But I wonder if we throw this “new wine-skins for new wine” phrase around a little too freely. First of all, while Jesus is making a grand sweeping statement, it is done within a specific context: Fasting. I think it’s important to keep that context in mind. I don’t think it’s fair to say that Jesus is saying here, “there is a new wine in the culture, throw everything out and start over”. He cites that there is a time for fasting and now isn’t that time. Generally speaking, however, he does call us to examine the times we’re in and pay attention to what the times call for. I think this passage is a call to relevance more so than merely a call new things. Just as some old traditions might not be relevant anymore, so too could something new not be relevant. New does not necessarily mean good, right or relevant. I think what Jesus is getting at in this passage is that new times are among indeed us, so when guiding people into being disciples of Christ, make sure you do it in a way that speaks to the time, place, and people.
I’m reminded of a wedding I attended in a small fishing village in Belize many years ago. The church was founded by some Mennonites decades ago, but was now run by an indigenous Garifuna pastor. The Garifuna were brought over from Africa as slaves, but escaped during the journey and were never actually enslaved. This village was primarily Garifuna and steeped in Garifuna culture. Over the years, this church was able to operate not so much as a Mennonite church, but as a Garifuna church. It was lively, charismatic, authentic, colorful, and, to me, foreign (that is not to say that a Mennonite church can’t be those things). However, there were still some rules about certain things such as weddings. When I showed up at the wedding, suddenly nothing was foreign. The indigenous pastor was replaced by some one who looked and talked like me, only older. The bride had on a white wedding gown and the groom a black suit. There was a declaration of intent, vows, rings, a unity candle, special music, a pronouncement and a kiss. It was nice. But it was not Garifuna. The liveliness, charisma, authenticity and color were gone. the only thing that remained was the foreignness- it was foreign to the bride, groom and all others who attended. It was an unsuitable wine-skin for this wine, I thought.
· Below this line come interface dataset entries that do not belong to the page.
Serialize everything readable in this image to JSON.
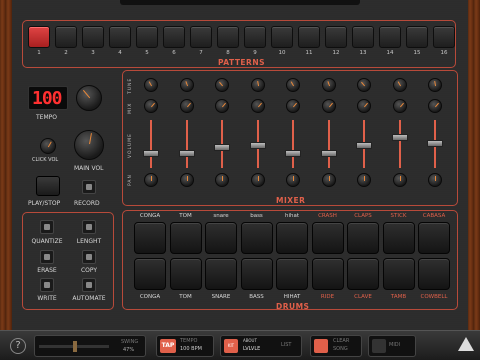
{
  "patterns": {
    "title": "PATTERNS",
    "buttons": [
      "1",
      "2",
      "3",
      "4",
      "5",
      "6",
      "7",
      "8",
      "9",
      "10",
      "11",
      "12",
      "13",
      "14",
      "15",
      "16"
    ],
    "active_index": 0
  },
  "tempo": {
    "display": "100",
    "label": "TEMPO"
  },
  "controls": {
    "click_vol_label": "CLICK VOL",
    "main_vol_label": "MAIN VOL",
    "play_stop_label": "PLAY/STOP",
    "record_label": "RECORD"
  },
  "mixer": {
    "title": "MIXER",
    "row_labels": [
      "TUNE",
      "MIX",
      "VOLUME",
      "PAN"
    ],
    "channels": [
      "CONGA",
      "TOM",
      "snare",
      "bass",
      "hihat",
      "CRASH",
      "CLAPS",
      "STICK",
      "CABASA"
    ]
  },
  "functions": {
    "quantize": "QUANTIZE",
    "lenght": "LENGHT",
    "erase": "ERASE",
    "copy": "COPY",
    "write": "WRITE",
    "automate": "AUTOMATE"
  },
  "drums": {
    "title": "DRUMS",
    "top_labels": [
      "CONGA",
      "TOM",
      "snare",
      "bass",
      "hihat",
      "CRASH",
      "CLAPS",
      "STICK",
      "CABASA"
    ],
    "bottom_labels": [
      "CONGA",
      "TOM",
      "SNARE",
      "BASS",
      "HIHAT",
      "RIDE",
      "CLAVE",
      "TAMB",
      "COWBELL"
    ]
  },
  "bottombar": {
    "help": "?",
    "swing_label": "SWING",
    "swing_value": "47%",
    "tap_label": "TAP",
    "tempo_label": "TEMPO",
    "tempo_value": "100 BPM",
    "kit_label": "KIT",
    "kit_value": "ABOUT",
    "kit_sub": "LVLVLE",
    "list_label": "LIST",
    "clear_label": "CLEAR",
    "song_label": "SONG",
    "midi_label": "MIDI",
    "accent_color": "#e0604a"
  }
}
I’d like to think this is what Jesus is getting at in this passage. I’d like to think that Jesus is saying to us, “don’t get so married to your traditions that you cram them into places where they don’t make sense. But also, don’t get so enamoured of new times, places and ages, that you throw out some wonderful ingredients.”